So I guess I just wanted to share that “dirty secret about me”. I really do love what I do, where I am…and even who I am (warts and all)!
[originally blogged July 12, 2012 at bluechippastor.org]
As an update, I also LOVE teaching at Trinity now three years after I first blogged this. Just in case anyone missed that in my status updates over the last two years. 😉
חבקני אם (Mom hugs me) שקני אם (Mom kisses me) שקני אב (Dad kisses me) חבקני אב (Dad hugs me) כי בי אהבו רב מאד (And they love me very much)
Note the chiastic structure of the first four lines where the verb in line one matches line four,* and line two matches line three. And the subjects of line one and two are coordinate, like the lines of lines three and four. And the final line climaxes (though lying outside the chiasm) the whole poem with a lively summation of the whole as an epexegetical crescendo.
Okay, so Cambria (my eight year old daughter who is very intelligent — I’m obviously not biased) never wrote this poem in Hebrew, but the English is all hers. I added the Hebrew, because, well, it just seemed like fun (sick, I know). I thought it was fascinating how she chose to write these lines of hers with this sort of structure (and all without training as a scholar of Hebrew poetry…fascinating isn’t it??? 🙂 ). I may be spending a bit too much time thinking about such things.
My wife’s rhetorical response to me about the poem was, “I wonder what her love language is?” I’ll give you one guess…
* A curiosity is the energic nun in the verbs of lines one and four. 🙂
One of the things which has long bothered me about “historical-grammatical” (HG) methods of interpretation is the sense that it presupposes itself to offer a “scientific” approach to Scripture. While the methods of HG can not simply be ignored in the context we find ourselves in (nor should they be)…they simply can not be allowed to dominate our study and exposition of Scripture. What one needs is to be conformed into the image of Christ by the hearing of the Word. It is the making of the “virtuous reader” who is formed by this text through the enabling of the Spirit who inspired and now illuminates these words. Two particular things come to mind:

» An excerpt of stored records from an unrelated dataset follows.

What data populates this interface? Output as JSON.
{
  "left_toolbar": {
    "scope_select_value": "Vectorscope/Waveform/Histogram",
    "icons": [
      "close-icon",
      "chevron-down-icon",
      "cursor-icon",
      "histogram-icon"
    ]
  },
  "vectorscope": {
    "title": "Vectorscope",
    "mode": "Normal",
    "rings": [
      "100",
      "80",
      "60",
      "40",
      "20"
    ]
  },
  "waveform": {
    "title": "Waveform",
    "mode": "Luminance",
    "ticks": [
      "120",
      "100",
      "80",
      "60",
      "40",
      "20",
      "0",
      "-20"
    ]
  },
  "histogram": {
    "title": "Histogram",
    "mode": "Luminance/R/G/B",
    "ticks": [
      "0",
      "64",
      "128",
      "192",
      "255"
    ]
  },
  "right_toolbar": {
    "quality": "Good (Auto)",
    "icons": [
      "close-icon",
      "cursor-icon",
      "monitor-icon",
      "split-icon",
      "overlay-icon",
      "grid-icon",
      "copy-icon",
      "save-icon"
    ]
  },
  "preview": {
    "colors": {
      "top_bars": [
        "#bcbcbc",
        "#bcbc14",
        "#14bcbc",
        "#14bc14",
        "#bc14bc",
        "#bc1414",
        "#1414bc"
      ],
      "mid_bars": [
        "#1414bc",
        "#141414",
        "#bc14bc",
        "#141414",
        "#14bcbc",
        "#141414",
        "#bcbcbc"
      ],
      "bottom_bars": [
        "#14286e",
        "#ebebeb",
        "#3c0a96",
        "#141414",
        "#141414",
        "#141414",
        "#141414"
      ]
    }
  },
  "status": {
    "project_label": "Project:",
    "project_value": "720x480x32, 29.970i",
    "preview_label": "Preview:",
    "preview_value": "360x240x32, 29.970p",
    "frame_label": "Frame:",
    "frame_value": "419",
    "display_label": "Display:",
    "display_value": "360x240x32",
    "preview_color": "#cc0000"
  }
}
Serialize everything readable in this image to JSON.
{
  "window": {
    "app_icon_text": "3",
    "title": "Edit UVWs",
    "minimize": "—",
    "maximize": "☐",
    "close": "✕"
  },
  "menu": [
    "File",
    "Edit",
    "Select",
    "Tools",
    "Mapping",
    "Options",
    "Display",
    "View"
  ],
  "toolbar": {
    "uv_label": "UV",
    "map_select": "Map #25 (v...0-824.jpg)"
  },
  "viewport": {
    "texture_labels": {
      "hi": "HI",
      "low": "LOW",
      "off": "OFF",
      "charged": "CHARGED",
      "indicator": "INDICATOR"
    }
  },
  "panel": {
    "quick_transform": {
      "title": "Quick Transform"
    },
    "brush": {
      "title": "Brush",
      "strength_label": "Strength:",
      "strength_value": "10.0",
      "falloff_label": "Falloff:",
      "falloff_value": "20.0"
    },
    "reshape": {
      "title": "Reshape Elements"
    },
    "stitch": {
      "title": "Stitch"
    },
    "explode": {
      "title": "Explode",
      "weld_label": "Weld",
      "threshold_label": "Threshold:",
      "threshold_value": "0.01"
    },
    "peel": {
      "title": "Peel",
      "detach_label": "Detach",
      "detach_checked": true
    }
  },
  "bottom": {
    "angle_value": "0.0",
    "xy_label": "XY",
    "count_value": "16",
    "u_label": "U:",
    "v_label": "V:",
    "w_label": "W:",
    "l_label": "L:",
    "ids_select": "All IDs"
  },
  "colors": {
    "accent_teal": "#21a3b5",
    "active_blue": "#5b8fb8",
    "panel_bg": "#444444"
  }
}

There must be humility in our hermeneutics that simply doesn’t seem present (or at least dominant) in the HG methods. It is the openness not simply to hear the text, but to be changed by the text, and by being changed to re-hear the text anew. This is not to be confused with the notion of unthinking embrace, but to genuinely take great care in hearing and therefore being transformed in that hearing. We are not to “check our brains at the door” of interpretation…we are to use all we have been given (knowledge, wisdom, experience) for the purpose of interpretation. In the giving of our whole selves to the Spirit we can then be remade (wholly) by that same Spirit. Love must define our hermeneutic. This is another component that just seems lacking in the HG methodology. If our interpretation does not drive us to love God and neighbor more fully, than we are not interpreting in a manner befitting the revelation of Scripture. Too often the HG school of interpretation would have us believe that we must be “objective” (as in removed from the text), but we are subjects both confronted and embraced by the subject of the text as the living voice of the living God. This is a hermeneutics of relationality, not of scientific abstractions. Our affections are called to the obedience of Christ…to the sanctifying work of Christ’s Spirit in and through us by this Word. To interpret correctly is to respond correctly is to love correctly.